» TASK MATERIAL
──────────

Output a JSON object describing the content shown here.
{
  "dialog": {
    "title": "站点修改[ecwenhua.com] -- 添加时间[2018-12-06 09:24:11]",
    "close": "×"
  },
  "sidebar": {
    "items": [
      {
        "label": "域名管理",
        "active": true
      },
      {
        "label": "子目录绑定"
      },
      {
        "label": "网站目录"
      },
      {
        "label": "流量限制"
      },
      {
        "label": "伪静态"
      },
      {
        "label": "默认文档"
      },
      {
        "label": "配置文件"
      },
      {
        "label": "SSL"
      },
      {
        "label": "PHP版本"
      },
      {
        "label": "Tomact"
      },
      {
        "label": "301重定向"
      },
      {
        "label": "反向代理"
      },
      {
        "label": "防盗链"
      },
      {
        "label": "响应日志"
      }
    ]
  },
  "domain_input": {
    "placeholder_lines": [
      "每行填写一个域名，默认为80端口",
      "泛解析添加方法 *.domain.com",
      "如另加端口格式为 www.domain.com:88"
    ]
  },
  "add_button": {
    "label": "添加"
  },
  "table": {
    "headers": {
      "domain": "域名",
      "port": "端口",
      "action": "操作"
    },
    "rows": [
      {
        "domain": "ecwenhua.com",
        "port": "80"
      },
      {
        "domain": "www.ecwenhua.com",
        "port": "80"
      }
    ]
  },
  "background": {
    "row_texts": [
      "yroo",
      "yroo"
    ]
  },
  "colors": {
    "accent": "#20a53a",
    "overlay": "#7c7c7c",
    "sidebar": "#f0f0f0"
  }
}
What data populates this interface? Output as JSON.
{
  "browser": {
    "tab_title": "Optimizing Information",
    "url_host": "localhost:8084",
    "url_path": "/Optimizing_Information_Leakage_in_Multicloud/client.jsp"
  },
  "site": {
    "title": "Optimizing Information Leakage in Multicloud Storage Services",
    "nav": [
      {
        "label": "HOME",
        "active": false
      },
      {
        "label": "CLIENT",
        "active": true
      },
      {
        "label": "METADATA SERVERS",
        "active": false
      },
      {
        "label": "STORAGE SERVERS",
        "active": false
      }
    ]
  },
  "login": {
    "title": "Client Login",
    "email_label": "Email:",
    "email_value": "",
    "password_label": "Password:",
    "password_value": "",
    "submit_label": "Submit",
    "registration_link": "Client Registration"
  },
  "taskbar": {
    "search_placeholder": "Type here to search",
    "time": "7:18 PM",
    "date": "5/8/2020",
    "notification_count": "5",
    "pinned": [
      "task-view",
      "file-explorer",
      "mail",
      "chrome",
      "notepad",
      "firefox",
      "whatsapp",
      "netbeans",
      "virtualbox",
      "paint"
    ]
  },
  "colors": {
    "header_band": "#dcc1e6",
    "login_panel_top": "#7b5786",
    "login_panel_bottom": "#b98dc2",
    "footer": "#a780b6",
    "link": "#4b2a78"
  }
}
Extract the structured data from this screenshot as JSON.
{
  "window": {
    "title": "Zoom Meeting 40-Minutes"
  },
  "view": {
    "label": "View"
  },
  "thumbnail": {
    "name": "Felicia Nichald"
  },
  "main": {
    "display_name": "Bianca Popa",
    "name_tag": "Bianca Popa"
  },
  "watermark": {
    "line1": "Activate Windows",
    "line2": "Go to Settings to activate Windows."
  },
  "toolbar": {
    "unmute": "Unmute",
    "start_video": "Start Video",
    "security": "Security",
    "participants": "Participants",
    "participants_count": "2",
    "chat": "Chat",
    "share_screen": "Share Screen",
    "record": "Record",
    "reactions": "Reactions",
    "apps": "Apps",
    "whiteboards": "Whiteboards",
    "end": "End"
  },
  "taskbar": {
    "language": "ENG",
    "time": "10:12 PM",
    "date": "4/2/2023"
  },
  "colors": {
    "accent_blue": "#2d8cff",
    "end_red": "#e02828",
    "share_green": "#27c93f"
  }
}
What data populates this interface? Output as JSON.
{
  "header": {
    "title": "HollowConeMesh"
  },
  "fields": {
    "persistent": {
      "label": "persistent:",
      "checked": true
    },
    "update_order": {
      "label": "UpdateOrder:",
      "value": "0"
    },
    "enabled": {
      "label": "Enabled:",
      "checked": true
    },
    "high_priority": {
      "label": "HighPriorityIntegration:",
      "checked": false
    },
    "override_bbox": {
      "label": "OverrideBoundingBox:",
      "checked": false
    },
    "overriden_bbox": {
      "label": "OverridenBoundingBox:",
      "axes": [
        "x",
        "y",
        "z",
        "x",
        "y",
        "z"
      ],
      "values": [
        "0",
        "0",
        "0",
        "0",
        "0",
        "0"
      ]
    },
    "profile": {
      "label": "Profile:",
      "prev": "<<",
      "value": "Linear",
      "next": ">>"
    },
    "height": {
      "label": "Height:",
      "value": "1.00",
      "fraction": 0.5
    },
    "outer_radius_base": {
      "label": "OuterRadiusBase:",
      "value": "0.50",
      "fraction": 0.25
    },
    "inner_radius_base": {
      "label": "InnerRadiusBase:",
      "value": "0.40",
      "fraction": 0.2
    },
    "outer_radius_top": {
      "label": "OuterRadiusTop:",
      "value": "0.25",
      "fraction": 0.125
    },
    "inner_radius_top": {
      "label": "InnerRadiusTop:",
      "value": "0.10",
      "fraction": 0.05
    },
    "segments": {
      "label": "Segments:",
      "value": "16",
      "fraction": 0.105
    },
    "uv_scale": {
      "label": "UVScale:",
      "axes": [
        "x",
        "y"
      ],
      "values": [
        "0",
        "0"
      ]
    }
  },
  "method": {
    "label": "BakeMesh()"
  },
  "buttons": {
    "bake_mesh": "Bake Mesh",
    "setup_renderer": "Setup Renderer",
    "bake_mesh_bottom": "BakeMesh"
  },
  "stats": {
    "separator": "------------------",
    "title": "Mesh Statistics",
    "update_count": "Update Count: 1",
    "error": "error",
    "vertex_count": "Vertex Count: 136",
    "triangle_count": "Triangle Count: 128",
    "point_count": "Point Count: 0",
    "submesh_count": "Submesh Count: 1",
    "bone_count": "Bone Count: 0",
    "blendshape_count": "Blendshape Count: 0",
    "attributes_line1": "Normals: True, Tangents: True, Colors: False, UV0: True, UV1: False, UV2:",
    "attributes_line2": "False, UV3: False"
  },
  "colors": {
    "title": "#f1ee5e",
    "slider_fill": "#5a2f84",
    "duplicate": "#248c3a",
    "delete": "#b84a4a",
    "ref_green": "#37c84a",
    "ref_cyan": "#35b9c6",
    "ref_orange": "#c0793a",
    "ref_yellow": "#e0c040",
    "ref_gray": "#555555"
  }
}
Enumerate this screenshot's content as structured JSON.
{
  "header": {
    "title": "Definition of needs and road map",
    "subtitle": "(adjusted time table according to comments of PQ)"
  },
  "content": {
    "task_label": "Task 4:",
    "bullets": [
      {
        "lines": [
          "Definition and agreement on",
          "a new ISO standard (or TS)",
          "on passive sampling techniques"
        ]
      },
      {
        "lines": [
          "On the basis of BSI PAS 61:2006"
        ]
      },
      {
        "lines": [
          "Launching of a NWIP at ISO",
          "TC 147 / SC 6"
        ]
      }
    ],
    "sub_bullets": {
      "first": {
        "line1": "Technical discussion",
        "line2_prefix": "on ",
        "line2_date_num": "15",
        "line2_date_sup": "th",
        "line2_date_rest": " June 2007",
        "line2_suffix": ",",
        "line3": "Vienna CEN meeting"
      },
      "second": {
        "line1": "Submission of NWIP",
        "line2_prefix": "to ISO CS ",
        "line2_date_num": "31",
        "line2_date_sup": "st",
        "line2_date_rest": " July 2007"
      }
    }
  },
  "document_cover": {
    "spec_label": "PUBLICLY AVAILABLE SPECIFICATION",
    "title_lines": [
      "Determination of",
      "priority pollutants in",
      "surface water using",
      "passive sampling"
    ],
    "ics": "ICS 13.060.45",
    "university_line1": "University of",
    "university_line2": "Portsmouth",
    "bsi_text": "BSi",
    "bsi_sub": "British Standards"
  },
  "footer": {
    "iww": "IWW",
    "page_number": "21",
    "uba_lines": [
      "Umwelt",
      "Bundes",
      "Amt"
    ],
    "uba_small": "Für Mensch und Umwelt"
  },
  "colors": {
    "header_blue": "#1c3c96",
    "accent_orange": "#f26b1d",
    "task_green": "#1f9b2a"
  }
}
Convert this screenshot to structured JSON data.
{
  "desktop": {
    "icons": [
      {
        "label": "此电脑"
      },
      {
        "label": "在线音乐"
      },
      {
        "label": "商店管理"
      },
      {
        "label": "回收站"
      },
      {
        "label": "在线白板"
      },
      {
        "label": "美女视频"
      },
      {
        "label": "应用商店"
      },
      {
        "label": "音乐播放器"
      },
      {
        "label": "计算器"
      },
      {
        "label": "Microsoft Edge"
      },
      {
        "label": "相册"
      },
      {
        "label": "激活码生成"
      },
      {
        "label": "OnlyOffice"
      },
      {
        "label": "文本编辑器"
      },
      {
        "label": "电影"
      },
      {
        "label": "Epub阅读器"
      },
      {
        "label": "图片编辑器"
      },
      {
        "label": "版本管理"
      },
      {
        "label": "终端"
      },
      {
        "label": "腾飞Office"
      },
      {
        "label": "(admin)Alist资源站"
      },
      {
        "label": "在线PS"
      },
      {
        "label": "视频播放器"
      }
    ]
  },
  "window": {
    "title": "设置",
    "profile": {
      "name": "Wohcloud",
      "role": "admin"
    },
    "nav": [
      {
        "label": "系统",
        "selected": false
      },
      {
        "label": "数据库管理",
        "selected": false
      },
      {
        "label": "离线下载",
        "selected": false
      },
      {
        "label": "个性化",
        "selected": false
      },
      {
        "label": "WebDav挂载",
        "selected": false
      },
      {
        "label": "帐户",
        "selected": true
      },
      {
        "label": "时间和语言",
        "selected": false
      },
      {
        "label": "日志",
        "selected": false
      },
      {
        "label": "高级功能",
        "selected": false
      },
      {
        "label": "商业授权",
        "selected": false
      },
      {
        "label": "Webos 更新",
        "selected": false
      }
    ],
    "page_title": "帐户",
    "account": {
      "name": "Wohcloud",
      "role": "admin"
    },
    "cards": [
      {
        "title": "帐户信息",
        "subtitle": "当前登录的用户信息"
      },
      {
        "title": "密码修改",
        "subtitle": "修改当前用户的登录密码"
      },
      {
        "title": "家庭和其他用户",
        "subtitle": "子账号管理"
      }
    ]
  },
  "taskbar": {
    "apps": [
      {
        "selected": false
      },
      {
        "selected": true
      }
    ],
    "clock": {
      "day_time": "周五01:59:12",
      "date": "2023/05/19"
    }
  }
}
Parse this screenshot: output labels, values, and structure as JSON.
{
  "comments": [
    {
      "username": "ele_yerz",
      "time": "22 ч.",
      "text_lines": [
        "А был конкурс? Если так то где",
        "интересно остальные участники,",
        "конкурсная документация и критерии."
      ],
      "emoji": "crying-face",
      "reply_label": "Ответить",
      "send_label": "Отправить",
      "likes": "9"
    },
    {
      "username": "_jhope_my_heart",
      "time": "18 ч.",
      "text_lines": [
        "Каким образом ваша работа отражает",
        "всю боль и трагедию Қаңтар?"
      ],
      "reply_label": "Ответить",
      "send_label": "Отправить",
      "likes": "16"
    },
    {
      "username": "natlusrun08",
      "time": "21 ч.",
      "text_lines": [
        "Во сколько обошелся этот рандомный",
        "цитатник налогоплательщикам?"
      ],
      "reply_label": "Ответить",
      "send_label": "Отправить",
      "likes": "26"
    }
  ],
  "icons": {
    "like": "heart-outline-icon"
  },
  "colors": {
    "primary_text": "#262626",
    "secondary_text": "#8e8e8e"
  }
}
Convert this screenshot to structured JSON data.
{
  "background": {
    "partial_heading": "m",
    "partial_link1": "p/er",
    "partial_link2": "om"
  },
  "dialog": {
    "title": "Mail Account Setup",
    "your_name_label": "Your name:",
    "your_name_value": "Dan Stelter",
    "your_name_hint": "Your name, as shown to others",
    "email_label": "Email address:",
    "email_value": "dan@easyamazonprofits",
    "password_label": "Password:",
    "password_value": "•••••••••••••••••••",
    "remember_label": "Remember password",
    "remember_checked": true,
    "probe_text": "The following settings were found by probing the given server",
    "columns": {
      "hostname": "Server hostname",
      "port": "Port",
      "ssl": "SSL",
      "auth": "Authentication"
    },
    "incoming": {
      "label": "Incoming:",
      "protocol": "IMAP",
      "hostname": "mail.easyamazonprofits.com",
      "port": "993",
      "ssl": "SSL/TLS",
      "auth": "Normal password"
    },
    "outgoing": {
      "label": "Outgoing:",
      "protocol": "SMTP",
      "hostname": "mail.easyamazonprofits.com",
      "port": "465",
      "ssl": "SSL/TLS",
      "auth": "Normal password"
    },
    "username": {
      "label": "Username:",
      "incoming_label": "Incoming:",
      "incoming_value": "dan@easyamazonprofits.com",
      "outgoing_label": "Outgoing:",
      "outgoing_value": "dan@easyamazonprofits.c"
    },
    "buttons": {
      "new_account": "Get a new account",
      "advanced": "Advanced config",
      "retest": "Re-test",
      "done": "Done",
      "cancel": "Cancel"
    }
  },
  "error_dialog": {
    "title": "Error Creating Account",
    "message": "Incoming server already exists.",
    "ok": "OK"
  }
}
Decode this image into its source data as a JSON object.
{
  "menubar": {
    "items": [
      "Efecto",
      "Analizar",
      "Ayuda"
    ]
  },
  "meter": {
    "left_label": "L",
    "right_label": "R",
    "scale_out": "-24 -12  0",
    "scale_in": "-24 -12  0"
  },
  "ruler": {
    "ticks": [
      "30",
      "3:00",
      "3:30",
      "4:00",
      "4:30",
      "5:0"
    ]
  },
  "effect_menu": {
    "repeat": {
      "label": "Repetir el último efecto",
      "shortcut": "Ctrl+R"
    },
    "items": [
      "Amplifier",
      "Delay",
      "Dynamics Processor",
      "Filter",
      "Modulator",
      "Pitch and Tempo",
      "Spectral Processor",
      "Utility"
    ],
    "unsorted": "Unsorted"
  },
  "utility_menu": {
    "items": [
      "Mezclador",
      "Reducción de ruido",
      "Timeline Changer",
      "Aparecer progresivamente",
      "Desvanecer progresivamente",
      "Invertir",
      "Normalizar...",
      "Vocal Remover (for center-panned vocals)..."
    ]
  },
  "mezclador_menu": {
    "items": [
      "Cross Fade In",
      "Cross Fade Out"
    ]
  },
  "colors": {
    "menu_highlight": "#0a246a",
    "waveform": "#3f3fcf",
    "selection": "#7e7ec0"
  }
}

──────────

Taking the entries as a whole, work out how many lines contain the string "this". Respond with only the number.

8